Pennsylvania has the second-most structurally deficient bridges in the United States, according to a new report from the American Road & Transportation Builders Association.
The state hasn’t improved on its runner-up status from 2017, when the ARTBA released the same report and Pennsylvania also finished second worst among the 50 states.
Pennsylvania, according to the report, has 3,770 structurally deficient bridges, which the study defines as bridges considered to be in poor condition, and in need of urgent repairs. Only Iowa has more, with 4,675 structurally deficient bridges.
Pennsylvania also ranks fifth in the country when looking at the percentage of bridges in each state that are deficient, with 16.5%. The Keystone State only fared better than Rhode Island (23%), West Virginia (19.8%), Iowa (19.3%), and South Dakota (16.7%).
The report also offers a state-by-state breakdown of where the bridges in question are located. Good news, by which we mean not good news: The eight most-traveled structurally deficient bridges in the state are right here in Philadelphia County.
The most-traveled structurally deficient bridges are two stretches of Interstate 95, running about Fraley Street and Comly Street in Northeast Philly. These bridges were built in 1967, and see nearly 195,000 daily crossings, according to ARTBA.
It stands to reason that the most-traveled structurally deficient bridges in the state would be located in the most populous county in the state, but it’s still concerning.
Other bridges in that eight-bridge count include stretches of I-95 in Port Richmond and Fishtown.
There is some good news for Pennsylvania in the report: The state is making progress.

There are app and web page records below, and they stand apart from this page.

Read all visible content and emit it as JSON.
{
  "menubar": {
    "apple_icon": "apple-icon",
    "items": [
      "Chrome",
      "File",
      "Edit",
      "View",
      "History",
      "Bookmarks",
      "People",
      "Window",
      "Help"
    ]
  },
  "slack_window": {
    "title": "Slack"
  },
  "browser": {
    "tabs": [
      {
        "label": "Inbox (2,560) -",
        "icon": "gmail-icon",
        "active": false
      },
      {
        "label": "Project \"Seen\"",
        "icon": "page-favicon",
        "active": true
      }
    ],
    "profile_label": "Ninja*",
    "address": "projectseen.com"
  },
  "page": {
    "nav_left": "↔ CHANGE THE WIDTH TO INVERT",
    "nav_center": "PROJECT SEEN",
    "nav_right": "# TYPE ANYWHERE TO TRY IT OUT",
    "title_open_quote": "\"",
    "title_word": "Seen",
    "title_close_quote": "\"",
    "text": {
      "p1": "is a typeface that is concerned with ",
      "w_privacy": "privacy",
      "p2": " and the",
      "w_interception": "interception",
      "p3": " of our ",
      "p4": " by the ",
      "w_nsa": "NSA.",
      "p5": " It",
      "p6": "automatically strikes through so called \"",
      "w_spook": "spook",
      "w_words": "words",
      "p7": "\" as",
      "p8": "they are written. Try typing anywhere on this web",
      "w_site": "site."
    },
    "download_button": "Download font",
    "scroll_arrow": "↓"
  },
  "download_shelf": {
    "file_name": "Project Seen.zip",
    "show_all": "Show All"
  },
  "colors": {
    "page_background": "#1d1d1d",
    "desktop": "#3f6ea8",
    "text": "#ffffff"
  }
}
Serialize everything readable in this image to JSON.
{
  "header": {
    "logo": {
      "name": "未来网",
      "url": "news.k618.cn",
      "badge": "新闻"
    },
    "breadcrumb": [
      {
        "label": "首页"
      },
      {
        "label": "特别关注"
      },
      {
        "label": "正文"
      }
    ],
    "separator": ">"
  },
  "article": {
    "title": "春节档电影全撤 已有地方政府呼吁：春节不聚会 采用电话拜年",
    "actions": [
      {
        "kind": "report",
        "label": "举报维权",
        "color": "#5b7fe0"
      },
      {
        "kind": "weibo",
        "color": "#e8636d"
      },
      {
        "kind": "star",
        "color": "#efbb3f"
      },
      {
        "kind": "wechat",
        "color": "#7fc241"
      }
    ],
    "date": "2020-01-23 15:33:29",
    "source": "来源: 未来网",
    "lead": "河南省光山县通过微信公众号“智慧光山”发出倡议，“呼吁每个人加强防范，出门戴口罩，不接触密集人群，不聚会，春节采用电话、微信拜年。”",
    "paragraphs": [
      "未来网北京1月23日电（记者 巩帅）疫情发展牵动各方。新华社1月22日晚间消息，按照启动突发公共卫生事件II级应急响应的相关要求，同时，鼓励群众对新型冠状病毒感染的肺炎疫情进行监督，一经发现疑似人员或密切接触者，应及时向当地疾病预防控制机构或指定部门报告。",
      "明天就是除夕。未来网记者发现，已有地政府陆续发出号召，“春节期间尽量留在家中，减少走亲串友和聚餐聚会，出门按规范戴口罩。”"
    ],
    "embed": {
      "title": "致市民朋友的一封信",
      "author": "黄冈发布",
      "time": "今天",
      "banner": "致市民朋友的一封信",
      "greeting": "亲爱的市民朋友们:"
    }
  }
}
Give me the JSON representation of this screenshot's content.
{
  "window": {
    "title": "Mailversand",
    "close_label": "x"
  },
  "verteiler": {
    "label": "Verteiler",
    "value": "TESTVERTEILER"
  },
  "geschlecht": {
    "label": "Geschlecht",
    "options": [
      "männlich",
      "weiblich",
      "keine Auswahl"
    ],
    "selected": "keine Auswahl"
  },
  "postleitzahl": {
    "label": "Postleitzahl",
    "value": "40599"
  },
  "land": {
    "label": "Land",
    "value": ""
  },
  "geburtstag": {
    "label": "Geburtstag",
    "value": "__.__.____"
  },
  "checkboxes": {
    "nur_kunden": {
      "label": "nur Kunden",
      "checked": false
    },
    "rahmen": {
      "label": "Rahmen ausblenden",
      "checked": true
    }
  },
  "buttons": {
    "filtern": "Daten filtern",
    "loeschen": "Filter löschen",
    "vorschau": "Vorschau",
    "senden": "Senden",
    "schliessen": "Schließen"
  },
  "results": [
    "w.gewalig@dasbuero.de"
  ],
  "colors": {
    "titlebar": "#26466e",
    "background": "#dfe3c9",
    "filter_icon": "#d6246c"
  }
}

The 3,770 structurally deficient bridges are down in a big way from the 4,969 structurally deficient bridges ARTBA found in its 2014 report. And the state has identified 11,758 bridges in need of repairs in 2019, down from 13,298 in need of repairs back in 2014.
Earlier this year, Gov. Tom Wolf announced his “Restore Pennsylvania” infrastructure plan, in which he acknowledged that the American Society of Engineers gave Pennsylvania a D+ grade for the quality of its roads and bridges.
According to Wolf's office, "Restore Pennsylvania" has ticketed $4.5 billion towards the state's infrastructure, which will pay for upgrades to local roads; create flexible options for businesses that need infrastructure upgrades for growth; and establish multimodal and large-scale capital projects for transit.